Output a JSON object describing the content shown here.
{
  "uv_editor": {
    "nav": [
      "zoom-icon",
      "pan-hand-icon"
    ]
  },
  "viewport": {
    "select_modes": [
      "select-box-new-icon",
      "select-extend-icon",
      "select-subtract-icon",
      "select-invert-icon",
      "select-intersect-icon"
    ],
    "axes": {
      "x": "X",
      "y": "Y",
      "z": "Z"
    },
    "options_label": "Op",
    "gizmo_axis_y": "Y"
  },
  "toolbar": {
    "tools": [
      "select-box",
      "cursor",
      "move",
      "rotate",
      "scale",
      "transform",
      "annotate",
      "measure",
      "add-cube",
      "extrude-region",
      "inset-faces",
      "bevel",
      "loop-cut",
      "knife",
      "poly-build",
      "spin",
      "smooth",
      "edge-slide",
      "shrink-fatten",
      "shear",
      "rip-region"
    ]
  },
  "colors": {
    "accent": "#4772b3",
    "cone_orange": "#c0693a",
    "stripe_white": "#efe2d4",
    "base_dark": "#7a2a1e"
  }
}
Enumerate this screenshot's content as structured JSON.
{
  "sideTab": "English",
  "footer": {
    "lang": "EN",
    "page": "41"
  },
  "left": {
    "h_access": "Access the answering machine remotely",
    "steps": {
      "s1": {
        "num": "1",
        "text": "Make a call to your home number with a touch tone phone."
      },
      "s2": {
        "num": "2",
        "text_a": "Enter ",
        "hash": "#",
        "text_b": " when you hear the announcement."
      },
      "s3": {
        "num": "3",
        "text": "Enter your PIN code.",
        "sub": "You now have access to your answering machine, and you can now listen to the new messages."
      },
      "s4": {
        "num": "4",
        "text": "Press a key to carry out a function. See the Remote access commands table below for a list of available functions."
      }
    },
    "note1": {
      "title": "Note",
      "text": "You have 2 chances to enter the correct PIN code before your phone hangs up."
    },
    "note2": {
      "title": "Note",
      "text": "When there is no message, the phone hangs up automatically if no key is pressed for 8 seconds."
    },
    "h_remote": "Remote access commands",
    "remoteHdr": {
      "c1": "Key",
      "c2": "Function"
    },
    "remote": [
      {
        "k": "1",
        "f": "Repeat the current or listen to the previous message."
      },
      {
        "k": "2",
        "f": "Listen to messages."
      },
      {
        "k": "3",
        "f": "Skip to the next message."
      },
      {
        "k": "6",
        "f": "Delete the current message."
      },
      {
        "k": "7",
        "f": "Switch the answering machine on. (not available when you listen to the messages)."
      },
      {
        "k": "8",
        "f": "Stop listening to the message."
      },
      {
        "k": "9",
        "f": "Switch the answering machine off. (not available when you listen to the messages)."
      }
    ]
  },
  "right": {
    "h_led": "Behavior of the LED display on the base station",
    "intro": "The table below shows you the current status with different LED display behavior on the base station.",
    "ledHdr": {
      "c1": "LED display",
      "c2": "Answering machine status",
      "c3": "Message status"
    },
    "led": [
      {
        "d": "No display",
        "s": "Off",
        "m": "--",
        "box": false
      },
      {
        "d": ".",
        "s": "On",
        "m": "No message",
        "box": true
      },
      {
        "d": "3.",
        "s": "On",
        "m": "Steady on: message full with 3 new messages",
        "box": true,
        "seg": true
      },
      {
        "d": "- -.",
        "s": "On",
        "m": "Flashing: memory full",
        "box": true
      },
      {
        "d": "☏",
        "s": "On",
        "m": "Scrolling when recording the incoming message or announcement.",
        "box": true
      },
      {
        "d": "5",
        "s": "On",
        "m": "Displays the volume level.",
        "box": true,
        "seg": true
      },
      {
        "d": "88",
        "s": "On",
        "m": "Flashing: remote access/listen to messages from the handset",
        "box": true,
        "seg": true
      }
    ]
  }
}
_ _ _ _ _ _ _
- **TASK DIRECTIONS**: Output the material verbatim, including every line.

- **ANSWER TO THE PROBLEM**:
Output a JSON object describing the content shown here.
{
  "uv_editor": {
    "nav": [
      "zoom-icon",
      "pan-hand-icon"
    ]
  },
  "viewport": {
    "select_modes": [
      "select-box-new-icon",
      "select-extend-icon",
      "select-subtract-icon",
      "select-invert-icon",
      "select-intersect-icon"
    ],
    "axes": {
      "x": "X",
      "y": "Y",
      "z": "Z"
    },
    "options_label": "Op",
    "gizmo_axis_y": "Y"
  },
  "toolbar": {
    "tools": [
      "select-box",
      "cursor",
      "move",
      "rotate",
      "scale",
      "transform",
      "annotate",
      "measure",
      "add-cube",
      "extrude-region",
      "inset-faces",
      "bevel",
      "loop-cut",
      "knife",
      "poly-build",
      "spin",
      "smooth",
      "edge-slide",
      "shrink-fatten",
      "shear",
      "rip-region"
    ]
  },
  "colors": {
    "accent": "#4772b3",
    "cone_orange": "#c0693a",
    "stripe_white": "#efe2d4",
    "base_dark": "#7a2a1e"
  }
}
Enumerate this screenshot's content as structured JSON.
{
  "sideTab": "English",
  "footer": {
    "lang": "EN",
    "page": "41"
  },
  "left": {
    "h_access": "Access the answering machine remotely",
    "steps": {
      "s1": {
        "num": "1",
        "text": "Make a call to your home number with a touch tone phone."
      },
      "s2": {
        "num": "2",
        "text_a": "Enter ",
        "hash": "#",
        "text_b": " when you hear the announcement."
      },
      "s3": {
        "num": "3",
        "text": "Enter your PIN code.",
        "sub": "You now have access to your answering machine, and you can now listen to the new messages."
      },
      "s4": {
        "num": "4",
        "text": "Press a key to carry out a function. See the Remote access commands table below for a list of available functions."
      }
    },
    "note1": {
      "title": "Note",
      "text": "You have 2 chances to enter the correct PIN code before your phone hangs up."
    },
    "note2": {
      "title": "Note",
      "text": "When there is no message, the phone hangs up automatically if no key is pressed for 8 seconds."
    },
    "h_remote": "Remote access commands",
    "remoteHdr": {
      "c1": "Key",
      "c2": "Function"
    },
    "remote": [
      {
        "k": "1",
        "f": "Repeat the current or listen to the previous message."
      },
      {
        "k": "2",
        "f": "Listen to messages."
      },
      {
        "k": "3",
        "f": "Skip to the next message."
      },
      {
        "k": "6",
        "f": "Delete the current message."
      },
      {
        "k": "7",
        "f": "Switch the answering machine on. (not available when you listen to the messages)."
      },
      {
        "k": "8",
        "f": "Stop listening to the message."
      },
      {
        "k": "9",
        "f": "Switch the answering machine off. (not available when you listen to the messages)."
      }
    ]
  },
  "right": {
    "h_led": "Behavior of the LED display on the base station",
    "intro": "The table below shows you the current status with different LED display behavior on the base station.",
    "ledHdr": {
      "c1": "LED display",
      "c2": "Answering machine status",
      "c3": "Message status"
    },
    "led": [
      {
        "d": "No display",
        "s": "Off",
        "m": "--",
        "box": false
      },
      {
        "d": ".",
        "s": "On",
        "m": "No message",
        "box": true
      },
      {
        "d": "3.",
        "s": "On",
        "m": "Steady on: message full with 3 new messages",
        "box": true,
        "seg": true
      },
      {
        "d": "- -.",
        "s": "On",
        "m": "Flashing: memory full",
        "box": true
      },
      {
        "d": "☏",
        "s": "On",
        "m": "Scrolling when recording the incoming message or announcement.",
        "box": true
      },
      {
        "d": "5",
        "s": "On",
        "m": "Displays the volume level.",
        "box": true,
        "seg": true
      },
      {
        "d": "88",
        "s": "On",
        "m": "Flashing: remote access/listen to messages from the handset",
        "box": true,
        "seg": true
      }
    ]
  }
}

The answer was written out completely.